Directions: In the data below, find each line containing the string "sostenibile" and return it.

Records to process:
--- START ---

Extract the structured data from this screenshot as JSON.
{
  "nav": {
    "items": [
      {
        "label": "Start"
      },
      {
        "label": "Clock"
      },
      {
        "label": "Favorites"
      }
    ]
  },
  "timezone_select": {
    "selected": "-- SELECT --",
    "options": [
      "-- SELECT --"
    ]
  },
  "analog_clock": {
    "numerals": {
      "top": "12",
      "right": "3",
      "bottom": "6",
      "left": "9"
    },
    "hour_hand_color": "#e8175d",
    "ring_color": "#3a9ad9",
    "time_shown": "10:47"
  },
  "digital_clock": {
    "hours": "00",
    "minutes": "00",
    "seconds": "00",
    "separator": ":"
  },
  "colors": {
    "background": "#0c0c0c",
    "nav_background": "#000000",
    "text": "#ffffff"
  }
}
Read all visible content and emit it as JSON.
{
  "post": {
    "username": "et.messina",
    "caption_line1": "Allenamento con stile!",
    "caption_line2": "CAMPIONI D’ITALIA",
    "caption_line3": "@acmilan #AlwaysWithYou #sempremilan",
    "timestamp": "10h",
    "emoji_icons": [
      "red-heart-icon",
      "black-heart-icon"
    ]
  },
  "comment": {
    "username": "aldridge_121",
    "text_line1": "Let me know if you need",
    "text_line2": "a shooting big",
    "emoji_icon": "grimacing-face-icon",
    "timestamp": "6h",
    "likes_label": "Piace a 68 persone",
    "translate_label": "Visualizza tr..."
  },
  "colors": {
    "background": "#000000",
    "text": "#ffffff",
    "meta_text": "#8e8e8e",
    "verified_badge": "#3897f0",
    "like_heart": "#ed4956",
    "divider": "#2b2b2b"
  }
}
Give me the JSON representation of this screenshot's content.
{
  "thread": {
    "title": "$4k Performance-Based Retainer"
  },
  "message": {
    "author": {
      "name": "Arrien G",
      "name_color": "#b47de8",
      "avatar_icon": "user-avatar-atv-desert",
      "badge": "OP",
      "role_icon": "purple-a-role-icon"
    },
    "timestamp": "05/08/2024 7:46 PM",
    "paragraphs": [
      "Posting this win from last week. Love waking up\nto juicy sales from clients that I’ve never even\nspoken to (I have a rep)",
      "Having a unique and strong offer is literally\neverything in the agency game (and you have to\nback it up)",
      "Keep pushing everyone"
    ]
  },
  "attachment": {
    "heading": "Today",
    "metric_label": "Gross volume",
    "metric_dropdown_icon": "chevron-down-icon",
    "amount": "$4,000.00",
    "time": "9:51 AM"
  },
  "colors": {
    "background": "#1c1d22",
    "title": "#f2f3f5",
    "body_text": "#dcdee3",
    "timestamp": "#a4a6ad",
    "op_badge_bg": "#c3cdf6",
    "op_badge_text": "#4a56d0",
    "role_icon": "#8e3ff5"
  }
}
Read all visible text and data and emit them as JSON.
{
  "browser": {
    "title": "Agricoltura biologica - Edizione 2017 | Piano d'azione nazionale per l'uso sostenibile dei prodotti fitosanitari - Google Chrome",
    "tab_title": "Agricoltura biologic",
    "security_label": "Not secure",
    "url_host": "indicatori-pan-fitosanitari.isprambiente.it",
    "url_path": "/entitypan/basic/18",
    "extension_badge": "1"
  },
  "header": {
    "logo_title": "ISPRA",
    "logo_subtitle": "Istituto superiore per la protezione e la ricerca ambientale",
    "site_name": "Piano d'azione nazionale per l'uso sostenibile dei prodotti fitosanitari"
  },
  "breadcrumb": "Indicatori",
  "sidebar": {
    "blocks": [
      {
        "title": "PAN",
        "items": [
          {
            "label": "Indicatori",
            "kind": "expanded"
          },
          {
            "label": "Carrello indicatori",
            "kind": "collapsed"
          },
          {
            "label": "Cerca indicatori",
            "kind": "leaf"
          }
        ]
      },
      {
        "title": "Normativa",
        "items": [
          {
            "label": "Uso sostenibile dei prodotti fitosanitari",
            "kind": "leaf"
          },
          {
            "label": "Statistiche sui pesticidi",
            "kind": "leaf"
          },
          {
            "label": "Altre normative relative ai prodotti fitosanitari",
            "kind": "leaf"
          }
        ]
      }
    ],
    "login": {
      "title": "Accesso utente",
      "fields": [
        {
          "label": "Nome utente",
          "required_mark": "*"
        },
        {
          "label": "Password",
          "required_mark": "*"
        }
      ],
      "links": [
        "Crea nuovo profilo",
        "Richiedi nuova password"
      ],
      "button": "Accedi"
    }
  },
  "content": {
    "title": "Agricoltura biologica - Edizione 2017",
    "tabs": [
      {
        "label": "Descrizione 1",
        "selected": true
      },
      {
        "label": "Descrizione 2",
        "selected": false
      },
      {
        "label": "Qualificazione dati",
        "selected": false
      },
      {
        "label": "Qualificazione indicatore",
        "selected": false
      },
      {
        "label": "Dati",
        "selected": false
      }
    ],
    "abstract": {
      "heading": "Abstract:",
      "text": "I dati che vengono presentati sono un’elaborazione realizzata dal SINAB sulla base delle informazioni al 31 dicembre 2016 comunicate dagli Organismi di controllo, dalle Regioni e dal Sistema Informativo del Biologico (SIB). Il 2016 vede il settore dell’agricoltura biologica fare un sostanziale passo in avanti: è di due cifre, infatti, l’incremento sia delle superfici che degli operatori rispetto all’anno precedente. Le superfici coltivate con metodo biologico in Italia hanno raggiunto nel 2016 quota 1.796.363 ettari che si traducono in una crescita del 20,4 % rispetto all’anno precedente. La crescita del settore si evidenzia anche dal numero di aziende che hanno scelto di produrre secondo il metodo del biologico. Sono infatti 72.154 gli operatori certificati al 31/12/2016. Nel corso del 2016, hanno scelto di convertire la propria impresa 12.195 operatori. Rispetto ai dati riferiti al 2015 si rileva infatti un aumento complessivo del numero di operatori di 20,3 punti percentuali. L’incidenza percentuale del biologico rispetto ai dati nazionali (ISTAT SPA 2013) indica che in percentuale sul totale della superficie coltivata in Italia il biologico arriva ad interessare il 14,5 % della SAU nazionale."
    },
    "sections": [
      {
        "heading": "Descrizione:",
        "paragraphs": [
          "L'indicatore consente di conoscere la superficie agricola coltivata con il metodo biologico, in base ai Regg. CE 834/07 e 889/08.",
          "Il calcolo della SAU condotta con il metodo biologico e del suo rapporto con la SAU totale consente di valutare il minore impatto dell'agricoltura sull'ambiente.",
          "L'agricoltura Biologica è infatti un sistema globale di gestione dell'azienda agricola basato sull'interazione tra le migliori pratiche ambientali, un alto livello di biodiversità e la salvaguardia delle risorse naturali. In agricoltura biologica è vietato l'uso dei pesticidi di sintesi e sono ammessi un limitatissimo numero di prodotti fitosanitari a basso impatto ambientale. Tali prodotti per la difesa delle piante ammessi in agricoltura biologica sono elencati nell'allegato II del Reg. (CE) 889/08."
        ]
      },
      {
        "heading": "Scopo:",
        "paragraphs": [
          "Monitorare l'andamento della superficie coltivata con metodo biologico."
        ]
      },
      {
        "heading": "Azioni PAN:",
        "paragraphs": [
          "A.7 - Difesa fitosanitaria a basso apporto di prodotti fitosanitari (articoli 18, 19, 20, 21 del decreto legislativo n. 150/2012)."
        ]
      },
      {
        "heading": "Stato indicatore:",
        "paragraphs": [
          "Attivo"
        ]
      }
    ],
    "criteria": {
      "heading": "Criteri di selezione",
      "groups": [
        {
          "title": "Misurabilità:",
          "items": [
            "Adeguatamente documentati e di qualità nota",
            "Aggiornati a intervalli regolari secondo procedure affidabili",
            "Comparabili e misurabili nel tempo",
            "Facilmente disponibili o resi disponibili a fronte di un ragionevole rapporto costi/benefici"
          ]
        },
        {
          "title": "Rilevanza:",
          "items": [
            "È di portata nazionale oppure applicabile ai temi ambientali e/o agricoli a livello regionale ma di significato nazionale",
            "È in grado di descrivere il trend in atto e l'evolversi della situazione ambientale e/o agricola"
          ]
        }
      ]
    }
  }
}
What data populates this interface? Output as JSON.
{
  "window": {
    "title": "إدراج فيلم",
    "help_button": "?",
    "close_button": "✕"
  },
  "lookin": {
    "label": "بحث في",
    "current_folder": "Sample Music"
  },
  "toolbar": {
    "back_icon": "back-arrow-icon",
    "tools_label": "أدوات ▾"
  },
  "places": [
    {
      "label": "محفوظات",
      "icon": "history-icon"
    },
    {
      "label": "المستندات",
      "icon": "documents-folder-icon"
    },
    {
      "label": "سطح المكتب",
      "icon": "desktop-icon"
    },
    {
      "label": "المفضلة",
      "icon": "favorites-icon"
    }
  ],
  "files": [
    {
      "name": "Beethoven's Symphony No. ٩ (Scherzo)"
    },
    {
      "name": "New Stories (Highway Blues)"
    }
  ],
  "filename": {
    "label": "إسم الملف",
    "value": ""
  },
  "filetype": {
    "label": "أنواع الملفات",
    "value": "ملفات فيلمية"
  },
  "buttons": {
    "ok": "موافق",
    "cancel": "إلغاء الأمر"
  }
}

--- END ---

Solution to this exercise:
    "title": "Agricoltura biologica - Edizione 2017 | Piano d'azione nazionale per l'uso sostenibile dei prodotti fitosanitari - Google Chrome",
    "site_name": "Piano d'azione nazionale per l'uso sostenibile dei prodotti fitosanitari"
            "label": "Uso sostenibile dei prodotti fitosanitari",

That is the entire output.